Task statement:
Given the entries below, please return each one exactly.

[Records excerpted from a collection]
↓↓↓
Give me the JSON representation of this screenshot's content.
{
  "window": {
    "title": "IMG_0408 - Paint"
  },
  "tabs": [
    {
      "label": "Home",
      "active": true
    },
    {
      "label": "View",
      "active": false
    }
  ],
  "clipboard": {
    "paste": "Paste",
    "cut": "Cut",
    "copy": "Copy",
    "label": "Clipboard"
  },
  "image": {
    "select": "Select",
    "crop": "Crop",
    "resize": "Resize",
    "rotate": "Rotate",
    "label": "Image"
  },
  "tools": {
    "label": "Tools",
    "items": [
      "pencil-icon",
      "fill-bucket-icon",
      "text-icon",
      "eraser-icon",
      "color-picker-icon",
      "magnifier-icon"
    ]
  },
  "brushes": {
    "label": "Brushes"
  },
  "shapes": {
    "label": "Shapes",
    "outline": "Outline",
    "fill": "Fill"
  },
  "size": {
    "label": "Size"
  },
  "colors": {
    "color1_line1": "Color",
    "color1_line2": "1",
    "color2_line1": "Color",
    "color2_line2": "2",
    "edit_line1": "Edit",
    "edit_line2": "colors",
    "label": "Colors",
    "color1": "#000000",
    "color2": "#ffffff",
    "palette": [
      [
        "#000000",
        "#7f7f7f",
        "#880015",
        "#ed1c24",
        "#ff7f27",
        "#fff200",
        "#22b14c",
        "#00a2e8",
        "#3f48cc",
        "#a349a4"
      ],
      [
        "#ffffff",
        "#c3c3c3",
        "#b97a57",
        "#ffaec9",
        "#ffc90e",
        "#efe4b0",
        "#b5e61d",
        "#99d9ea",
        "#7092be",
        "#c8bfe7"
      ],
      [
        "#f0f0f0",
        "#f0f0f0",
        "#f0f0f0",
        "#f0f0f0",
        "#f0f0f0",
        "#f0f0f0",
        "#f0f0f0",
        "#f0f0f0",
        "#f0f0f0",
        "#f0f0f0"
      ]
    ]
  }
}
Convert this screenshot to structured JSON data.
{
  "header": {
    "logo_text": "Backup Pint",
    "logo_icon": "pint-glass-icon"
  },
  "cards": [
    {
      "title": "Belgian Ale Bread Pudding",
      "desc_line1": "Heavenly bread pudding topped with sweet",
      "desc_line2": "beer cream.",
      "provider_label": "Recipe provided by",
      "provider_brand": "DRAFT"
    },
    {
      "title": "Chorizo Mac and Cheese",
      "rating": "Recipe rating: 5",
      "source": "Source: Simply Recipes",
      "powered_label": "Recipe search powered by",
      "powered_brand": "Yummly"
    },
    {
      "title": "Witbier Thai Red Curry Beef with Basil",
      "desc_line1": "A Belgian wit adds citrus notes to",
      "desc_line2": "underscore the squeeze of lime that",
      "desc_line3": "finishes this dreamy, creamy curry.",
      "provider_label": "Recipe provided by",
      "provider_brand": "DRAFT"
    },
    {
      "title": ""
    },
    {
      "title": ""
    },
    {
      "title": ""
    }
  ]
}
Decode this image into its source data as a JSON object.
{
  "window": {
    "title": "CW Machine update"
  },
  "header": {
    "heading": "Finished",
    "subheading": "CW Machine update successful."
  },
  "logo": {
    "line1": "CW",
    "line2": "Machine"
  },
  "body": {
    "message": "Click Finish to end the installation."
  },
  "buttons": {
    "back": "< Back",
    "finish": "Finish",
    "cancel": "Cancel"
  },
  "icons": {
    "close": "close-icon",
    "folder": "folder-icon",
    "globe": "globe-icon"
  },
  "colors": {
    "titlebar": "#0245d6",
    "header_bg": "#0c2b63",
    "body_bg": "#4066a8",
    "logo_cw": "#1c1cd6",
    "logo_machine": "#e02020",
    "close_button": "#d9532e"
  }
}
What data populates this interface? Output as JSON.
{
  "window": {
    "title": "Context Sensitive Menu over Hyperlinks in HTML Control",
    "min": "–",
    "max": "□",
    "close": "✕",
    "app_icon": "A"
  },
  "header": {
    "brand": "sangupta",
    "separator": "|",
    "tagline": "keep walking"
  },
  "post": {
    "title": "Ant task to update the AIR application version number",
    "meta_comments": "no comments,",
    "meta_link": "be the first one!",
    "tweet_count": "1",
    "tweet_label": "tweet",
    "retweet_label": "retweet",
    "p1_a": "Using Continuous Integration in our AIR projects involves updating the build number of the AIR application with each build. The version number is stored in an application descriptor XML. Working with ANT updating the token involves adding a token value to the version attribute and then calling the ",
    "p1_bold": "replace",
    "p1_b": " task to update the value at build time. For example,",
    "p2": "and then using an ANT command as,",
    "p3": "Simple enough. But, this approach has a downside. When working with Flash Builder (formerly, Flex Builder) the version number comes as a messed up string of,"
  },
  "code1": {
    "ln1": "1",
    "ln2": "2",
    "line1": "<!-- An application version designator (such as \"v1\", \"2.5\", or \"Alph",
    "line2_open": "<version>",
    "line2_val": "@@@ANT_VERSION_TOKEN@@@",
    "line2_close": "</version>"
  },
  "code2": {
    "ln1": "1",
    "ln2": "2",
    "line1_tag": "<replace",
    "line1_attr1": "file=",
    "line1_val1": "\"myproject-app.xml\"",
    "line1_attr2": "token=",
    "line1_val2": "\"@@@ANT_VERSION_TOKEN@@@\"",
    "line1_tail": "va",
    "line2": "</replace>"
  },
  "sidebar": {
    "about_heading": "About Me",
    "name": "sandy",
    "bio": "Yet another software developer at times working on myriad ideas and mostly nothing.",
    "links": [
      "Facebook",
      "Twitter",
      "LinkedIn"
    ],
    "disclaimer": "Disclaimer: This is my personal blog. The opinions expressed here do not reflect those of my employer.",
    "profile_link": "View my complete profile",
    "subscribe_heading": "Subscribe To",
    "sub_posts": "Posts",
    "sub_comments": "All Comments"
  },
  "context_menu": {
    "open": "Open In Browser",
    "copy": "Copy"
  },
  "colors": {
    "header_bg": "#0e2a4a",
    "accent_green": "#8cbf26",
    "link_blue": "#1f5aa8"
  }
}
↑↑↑
Exercise result:
Give me the JSON representation of this screenshot's content.
{
  "window": {
    "title": "IMG_0408 - Paint"
  },
  "tabs": [
    {
      "label": "Home",
      "active": true
    },
    {
      "label": "View",
      "active": false
    }
  ],
  "clipboard": {
    "paste": "Paste",
    "cut": "Cut",
    "copy": "Copy",
    "label": "Clipboard"
  },
  "image": {
    "select": "Select",
    "crop": "Crop",
    "resize": "Resize",
    "rotate": "Rotate",
    "label": "Image"
  },
  "tools": {
    "label": "Tools",
    "items": [
      "pencil-icon",
      "fill-bucket-icon",
      "text-icon",
      "eraser-icon",
      "color-picker-icon",
      "magnifier-icon"
    ]
  },
  "brushes": {
    "label": "Brushes"
  },
  "shapes": {
    "label": "Shapes",
    "outline": "Outline",
    "fill": "Fill"
  },
  "size": {
    "label": "Size"
  },
  "colors": {
    "color1_line1": "Color",
    "color1_line2": "1",
    "color2_line1": "Color",
    "color2_line2": "2",
    "edit_line1": "Edit",
    "edit_line2": "colors",
    "label": "Colors",
    "color1": "#000000",
    "color2": "#ffffff",
    "palette": [
      [
        "#000000",
        "#7f7f7f",
        "#880015",
        "#ed1c24",
        "#ff7f27",
        "#fff200",
        "#22b14c",
        "#00a2e8",
        "#3f48cc",
        "#a349a4"
      ],
      [
        "#ffffff",
        "#c3c3c3",
        "#b97a57",
        "#ffaec9",
        "#ffc90e",
        "#efe4b0",
        "#b5e61d",
        "#99d9ea",
        "#7092be",
        "#c8bfe7"
      ],
      [
        "#f0f0f0",
        "#f0f0f0",
        "#f0f0f0",
        "#f0f0f0",
        "#f0f0f0",
        "#f0f0f0",
        "#f0f0f0",
        "#f0f0f0",
        "#f0f0f0",
        "#f0f0f0"
      ]
    ]
  }
}
Convert this screenshot to structured JSON data.
{
  "header": {
    "logo_text": "Backup Pint",
    "logo_icon": "pint-glass-icon"
  },
  "cards": [
    {
      "title": "Belgian Ale Bread Pudding",
      "desc_line1": "Heavenly bread pudding topped with sweet",
      "desc_line2": "beer cream.",
      "provider_label": "Recipe provided by",
      "provider_brand": "DRAFT"
    },
    {
      "title": "Chorizo Mac and Cheese",
      "rating": "Recipe rating: 5",
      "source": "Source: Simply Recipes",
      "powered_label": "Recipe search powered by",
      "powered_brand": "Yummly"
    },
    {
      "title": "Witbier Thai Red Curry Beef with Basil",
      "desc_line1": "A Belgian wit adds citrus notes to",
      "desc_line2": "underscore the squeeze of lime that",
      "desc_line3": "finishes this dreamy, creamy curry.",
      "provider_label": "Recipe provided by",
      "provider_brand": "DRAFT"
    },
    {
      "title": ""
    },
    {
      "title": ""
    },
    {
      "title": ""
    }
  ]
}
Decode this image into its source data as a JSON object.
{
  "window": {
    "title": "CW Machine update"
  },
  "header": {
    "heading": "Finished",
    "subheading": "CW Machine update successful."
  },
  "logo": {
    "line1": "CW",
    "line2": "Machine"
  },
  "body": {
    "message": "Click Finish to end the installation."
  },
  "buttons": {
    "back": "< Back",
    "finish": "Finish",
    "cancel": "Cancel"
  },
  "icons": {
    "close": "close-icon",
    "folder": "folder-icon",
    "globe": "globe-icon"
  },
  "colors": {
    "titlebar": "#0245d6",
    "header_bg": "#0c2b63",
    "body_bg": "#4066a8",
    "logo_cw": "#1c1cd6",
    "logo_machine": "#e02020",
    "close_button": "#d9532e"
  }
}
What data populates this interface? Output as JSON.
{
  "window": {
    "title": "Context Sensitive Menu over Hyperlinks in HTML Control",
    "min": "–",
    "max": "□",
    "close": "✕",
    "app_icon": "A"
  },
  "header": {
    "brand": "sangupta",
    "separator": "|",
    "tagline": "keep walking"
  },
  "post": {
    "title": "Ant task to update the AIR application version number",
    "meta_comments": "no comments,",
    "meta_link": "be the first one!",
    "tweet_count": "1",
    "tweet_label": "tweet",
    "retweet_label": "retweet",
    "p1_a": "Using Continuous Integration in our AIR projects involves updating the build number of the AIR application with each build. The version number is stored in an application descriptor XML. Working with ANT updating the token involves adding a token value to the version attribute and then calling the ",
    "p1_bold": "replace",
    "p1_b": " task to update the value at build time. For example,",
    "p2": "and then using an ANT command as,",
    "p3": "Simple enough. But, this approach has a downside. When working with Flash Builder (formerly, Flex Builder) the version number comes as a messed up string of,"
  },
  "code1": {
    "ln1": "1",
    "ln2": "2",
    "line1": "<!-- An application version designator (such as \"v1\", \"2.5\", or \"Alph",
    "line2_open": "<version>",
    "line2_val": "@@@ANT_VERSION_TOKEN@@@",
    "line2_close": "</version>"
  },
  "code2": {
    "ln1": "1",
    "ln2": "2",
    "line1_tag": "<replace",
    "line1_attr1": "file=",
    "line1_val1": "\"myproject-app.xml\"",
    "line1_attr2": "token=",
    "line1_val2": "\"@@@ANT_VERSION_TOKEN@@@\"",
    "line1_tail": "va",
    "line2": "</replace>"
  },
  "sidebar": {
    "about_heading": "About Me",
    "name": "sandy",
    "bio": "Yet another software developer at times working on myriad ideas and mostly nothing.",
    "links": [
      "Facebook",
      "Twitter",
      "LinkedIn"
    ],
    "disclaimer": "Disclaimer: This is my personal blog. The opinions expressed here do not reflect those of my employer.",
    "profile_link": "View my complete profile",
    "subscribe_heading": "Subscribe To",
    "sub_posts": "Posts",
    "sub_comments": "All Comments"
  },
  "context_menu": {
    "open": "Open In Browser",
    "copy": "Copy"
  },
  "colors": {
    "header_bg": "#0e2a4a",
    "accent_green": "#8cbf26",
    "link_blue": "#1f5aa8"
  }
}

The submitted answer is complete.